Water filtration systems are crucial to ensure that our water is safe and healthy to drink. However, choosing the best filtration system for your needs can take time and effort because there are so many different types of filtration systems on the market. 

To assist you in choosing the sort of filtration system ideal for you, learn more as we examine the many filtration system types in this blog post, along with their advantages and disadvantages. So, whether you need a portable option for travel or a whole-house filtering system, we have you covered. But first, let’s explore the many filtering systems available today.

Filter with Activated Carbon

Utilizing chemical adsorption and an activated carbon surface, the processing method of carbon filtering removes contaminants and impurities. Through chemical absorption, each carbon granule or particle offers a sizable surface area or pore structure that removes contaminants. One gram of activated carbon, for instance, has a surface area larger than 3,000 m2 (32,000 sq ft).

Chemical absorption is how activated carbon works. Pollutant particles are absorbed into the pore structure of the carbon substrate, where they are then removed by liquid. Air filtration, agricultural gas processing, and water purification are all common uses for carbon filtering. Other uses for it include the manufacture of respirator helmets, the purification of sugarcane, and the regeneration of gold and silver. Additionally, it’s a component of car and cigarette filters.

A whole house water filtration system provides clean water at every sink in the home, showers, and all other appliances that require water. This provides maximum health benefits for the entire family since water is absorbed through the skin (during bathing and washing).

Reverse Osmosis

When water is forced through a semipermeable membrane to separate certain contaminants, which are subsequently flushed down the sink, reverse osmosis removes those contaminants. The clean drinking water is gathered in a holding tank and then routed into your faucet or refrigerator pipes.

Alkaline/Water Ionizers

Your drinking water is filtered through electrolysis by alkaline/water ionizer water filtration devices. Water is split into two streams, one acidic and one alkaline, by passing it through electrically charged plates. Although alkaline water is better for your hair and skin, this process does not get rid of contaminants or kill bacteria, so it is not the best choice for people who want clean drinking and bathing water.


The water in your home contains dangerous germs, which ultraviolet (UV) lamps pierce and kill by concentrating on their DNA nucleus. This renders them remarkably incapable of duplicating. Systems for UV water filtering eliminate 99.99% of dangerous germs without using chemicals or changing the taste or odor of your water. Thus, UV water filtration systems are advised for home owners who are only concerned about E. Giardia, E. coli, cryptosporidium, or other potentially harmful bacteria.

Infrared Water Filter

Heat and light are used by infrared water filters to negatively charge the water. The water is purified and softened throughout this procedure. Reverse osmosis filtration systems are used in conjunction with this method because it does not eradicate pollutants or kill microorganisms.

Best Two Water Filtration Methods

The two most effective water filtering methods are reverse osmosis and activated carbon filtration, which also eliminates microorganisms. The less expensive of the two activated carbon filtering systems require little to no maintenance, offer long-term efficacy, and have very satisfied users.

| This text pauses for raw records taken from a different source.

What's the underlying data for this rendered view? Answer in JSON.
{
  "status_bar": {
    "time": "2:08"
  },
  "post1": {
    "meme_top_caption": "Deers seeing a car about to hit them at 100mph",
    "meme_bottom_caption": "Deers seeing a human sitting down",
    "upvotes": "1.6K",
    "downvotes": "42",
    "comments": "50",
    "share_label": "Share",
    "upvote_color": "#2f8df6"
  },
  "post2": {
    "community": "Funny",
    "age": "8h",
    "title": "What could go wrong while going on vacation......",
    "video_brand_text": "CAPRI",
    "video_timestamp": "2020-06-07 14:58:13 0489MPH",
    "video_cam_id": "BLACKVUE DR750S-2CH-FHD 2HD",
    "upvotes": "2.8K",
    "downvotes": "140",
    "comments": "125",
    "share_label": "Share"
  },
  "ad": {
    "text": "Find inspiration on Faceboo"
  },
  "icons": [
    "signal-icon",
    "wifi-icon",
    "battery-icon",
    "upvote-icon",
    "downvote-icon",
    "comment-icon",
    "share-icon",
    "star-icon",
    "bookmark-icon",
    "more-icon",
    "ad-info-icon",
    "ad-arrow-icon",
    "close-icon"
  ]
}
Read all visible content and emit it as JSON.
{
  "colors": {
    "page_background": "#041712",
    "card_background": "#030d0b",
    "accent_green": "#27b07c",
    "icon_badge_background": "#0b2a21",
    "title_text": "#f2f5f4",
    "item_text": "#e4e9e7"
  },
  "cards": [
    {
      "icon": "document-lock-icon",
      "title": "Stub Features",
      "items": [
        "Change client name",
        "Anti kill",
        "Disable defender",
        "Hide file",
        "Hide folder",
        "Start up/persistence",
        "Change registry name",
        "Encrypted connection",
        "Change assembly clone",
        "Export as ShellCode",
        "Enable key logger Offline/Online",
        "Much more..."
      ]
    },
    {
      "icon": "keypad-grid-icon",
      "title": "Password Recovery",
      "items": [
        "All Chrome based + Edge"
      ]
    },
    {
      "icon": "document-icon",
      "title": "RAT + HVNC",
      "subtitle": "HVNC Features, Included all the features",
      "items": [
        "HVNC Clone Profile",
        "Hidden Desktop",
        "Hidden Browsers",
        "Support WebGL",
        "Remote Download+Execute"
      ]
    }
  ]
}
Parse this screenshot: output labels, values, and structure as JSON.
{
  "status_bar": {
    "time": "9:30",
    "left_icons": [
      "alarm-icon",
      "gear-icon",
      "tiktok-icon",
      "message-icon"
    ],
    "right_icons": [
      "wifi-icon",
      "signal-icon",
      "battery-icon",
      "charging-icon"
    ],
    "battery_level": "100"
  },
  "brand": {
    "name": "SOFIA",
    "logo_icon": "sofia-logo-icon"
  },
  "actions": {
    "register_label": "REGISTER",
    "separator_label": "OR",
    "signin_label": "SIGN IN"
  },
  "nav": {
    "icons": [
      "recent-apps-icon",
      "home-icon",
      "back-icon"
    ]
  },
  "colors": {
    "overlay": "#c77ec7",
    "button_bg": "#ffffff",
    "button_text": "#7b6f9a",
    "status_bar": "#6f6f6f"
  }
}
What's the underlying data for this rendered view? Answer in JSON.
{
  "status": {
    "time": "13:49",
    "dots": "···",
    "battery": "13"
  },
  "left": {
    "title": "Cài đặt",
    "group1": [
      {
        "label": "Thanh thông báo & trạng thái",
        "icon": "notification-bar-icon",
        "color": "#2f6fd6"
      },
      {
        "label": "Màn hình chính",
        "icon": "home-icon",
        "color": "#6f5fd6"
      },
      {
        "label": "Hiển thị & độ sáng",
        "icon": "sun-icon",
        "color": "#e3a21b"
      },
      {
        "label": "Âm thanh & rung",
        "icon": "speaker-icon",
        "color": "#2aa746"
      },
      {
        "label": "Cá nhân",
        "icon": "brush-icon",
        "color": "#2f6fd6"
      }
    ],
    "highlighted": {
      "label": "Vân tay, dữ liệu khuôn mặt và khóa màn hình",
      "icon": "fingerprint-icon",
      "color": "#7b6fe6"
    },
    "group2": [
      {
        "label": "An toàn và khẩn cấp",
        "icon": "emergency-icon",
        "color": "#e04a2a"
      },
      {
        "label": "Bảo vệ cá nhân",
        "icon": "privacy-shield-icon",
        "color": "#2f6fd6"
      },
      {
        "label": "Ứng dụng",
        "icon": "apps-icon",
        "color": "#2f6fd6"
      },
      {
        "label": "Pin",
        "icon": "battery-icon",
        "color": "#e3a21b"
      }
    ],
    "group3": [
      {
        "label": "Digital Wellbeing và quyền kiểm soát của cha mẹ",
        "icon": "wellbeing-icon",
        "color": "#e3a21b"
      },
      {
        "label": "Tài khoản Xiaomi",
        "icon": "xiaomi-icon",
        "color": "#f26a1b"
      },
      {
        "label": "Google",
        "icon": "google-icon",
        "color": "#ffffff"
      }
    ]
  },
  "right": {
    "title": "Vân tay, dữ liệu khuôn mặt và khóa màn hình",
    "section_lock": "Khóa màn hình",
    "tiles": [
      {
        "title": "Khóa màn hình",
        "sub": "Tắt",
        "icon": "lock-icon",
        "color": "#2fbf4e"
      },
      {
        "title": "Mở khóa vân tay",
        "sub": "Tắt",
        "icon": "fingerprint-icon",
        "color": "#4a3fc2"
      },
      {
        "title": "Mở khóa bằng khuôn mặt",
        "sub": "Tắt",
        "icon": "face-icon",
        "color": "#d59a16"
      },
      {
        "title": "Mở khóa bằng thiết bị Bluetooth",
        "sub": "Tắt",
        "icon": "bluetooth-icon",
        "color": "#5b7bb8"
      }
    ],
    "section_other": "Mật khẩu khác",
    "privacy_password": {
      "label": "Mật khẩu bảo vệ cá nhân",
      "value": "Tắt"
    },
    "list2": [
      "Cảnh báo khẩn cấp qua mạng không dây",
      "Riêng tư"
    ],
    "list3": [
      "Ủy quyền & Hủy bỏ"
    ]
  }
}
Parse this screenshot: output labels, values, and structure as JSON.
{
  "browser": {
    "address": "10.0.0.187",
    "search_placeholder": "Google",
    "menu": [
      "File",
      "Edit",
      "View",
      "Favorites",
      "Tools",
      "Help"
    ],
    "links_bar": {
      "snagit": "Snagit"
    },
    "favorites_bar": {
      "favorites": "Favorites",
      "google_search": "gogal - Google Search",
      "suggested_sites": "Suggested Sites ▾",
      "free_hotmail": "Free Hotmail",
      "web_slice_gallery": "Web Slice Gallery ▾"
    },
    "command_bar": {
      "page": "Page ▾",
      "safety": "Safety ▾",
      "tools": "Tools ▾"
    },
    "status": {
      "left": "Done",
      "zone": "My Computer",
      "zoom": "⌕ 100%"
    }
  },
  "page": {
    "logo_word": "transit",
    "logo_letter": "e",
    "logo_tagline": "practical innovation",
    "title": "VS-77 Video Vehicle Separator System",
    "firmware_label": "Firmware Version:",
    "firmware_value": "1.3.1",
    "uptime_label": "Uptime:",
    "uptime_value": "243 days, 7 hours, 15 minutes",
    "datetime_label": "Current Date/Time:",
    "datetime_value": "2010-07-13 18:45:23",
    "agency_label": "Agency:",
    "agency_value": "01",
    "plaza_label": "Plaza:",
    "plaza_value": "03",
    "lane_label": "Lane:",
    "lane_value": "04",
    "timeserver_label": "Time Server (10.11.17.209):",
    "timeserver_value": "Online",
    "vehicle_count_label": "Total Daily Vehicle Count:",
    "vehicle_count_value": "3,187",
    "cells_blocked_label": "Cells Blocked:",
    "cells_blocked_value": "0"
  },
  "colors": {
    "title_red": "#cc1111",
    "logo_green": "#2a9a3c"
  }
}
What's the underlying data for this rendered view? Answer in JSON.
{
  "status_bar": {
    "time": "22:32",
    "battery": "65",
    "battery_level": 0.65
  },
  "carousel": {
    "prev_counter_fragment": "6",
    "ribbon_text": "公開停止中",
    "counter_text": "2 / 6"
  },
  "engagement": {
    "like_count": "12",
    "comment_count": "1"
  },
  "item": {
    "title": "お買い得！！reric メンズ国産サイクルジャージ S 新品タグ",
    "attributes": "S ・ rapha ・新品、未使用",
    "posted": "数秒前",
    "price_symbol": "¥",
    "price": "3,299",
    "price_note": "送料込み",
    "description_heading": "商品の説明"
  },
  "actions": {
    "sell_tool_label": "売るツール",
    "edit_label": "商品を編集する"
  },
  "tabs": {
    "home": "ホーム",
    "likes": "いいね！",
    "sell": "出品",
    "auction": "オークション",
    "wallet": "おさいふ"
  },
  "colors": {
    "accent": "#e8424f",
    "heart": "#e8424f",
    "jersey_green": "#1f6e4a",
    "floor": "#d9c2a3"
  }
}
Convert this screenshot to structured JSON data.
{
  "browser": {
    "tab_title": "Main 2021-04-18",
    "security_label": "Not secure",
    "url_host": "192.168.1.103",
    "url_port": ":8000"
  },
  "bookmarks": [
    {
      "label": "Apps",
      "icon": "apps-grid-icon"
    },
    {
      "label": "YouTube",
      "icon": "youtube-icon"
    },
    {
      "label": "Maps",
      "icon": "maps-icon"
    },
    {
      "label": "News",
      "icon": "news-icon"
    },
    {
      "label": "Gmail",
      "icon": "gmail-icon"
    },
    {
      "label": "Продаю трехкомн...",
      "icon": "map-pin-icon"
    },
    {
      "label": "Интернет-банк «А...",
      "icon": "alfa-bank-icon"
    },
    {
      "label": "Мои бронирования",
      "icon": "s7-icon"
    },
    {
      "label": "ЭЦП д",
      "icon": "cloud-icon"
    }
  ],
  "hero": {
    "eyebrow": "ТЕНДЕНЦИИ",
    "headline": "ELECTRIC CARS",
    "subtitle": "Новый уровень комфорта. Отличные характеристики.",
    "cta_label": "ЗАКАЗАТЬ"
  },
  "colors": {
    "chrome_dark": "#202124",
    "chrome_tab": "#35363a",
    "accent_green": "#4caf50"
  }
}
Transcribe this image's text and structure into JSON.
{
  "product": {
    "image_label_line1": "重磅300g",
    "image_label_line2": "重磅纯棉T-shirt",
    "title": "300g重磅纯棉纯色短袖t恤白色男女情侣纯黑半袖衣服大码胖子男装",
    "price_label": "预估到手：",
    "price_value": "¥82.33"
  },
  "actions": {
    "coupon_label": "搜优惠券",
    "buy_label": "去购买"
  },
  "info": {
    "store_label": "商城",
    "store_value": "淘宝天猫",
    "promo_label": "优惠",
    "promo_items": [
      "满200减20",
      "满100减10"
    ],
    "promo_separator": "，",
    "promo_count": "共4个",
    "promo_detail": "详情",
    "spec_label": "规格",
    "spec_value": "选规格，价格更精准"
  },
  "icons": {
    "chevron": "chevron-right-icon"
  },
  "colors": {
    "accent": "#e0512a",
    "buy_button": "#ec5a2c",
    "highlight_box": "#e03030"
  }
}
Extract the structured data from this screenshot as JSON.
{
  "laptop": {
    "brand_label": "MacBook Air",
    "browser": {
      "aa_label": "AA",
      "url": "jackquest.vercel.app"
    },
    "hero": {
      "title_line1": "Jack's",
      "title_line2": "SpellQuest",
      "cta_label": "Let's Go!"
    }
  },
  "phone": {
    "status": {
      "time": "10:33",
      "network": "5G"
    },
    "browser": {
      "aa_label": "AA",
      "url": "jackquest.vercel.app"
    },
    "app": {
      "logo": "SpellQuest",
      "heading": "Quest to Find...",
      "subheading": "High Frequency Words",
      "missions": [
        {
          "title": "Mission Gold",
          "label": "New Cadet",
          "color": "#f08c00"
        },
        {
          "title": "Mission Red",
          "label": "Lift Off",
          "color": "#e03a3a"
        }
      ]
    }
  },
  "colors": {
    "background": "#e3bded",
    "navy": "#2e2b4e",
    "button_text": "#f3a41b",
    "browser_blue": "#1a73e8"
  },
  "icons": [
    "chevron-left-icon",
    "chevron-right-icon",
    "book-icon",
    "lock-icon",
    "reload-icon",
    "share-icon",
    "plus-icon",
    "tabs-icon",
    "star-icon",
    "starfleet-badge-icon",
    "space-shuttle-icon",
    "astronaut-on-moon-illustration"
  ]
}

What Size Filtration System Do I Require?

If a whole-house water filtration system is out of your price range, you have pitcher and sink solutions. It is preferable to filter your water exclusively for drinking and cooking. Although the drinking water in the Charlotte area satisfies standards for potable water, the EPA has identified a number of contaminants found at alarming levels, including chlorine byproducts that are now known to be low-level carcinogenic agents.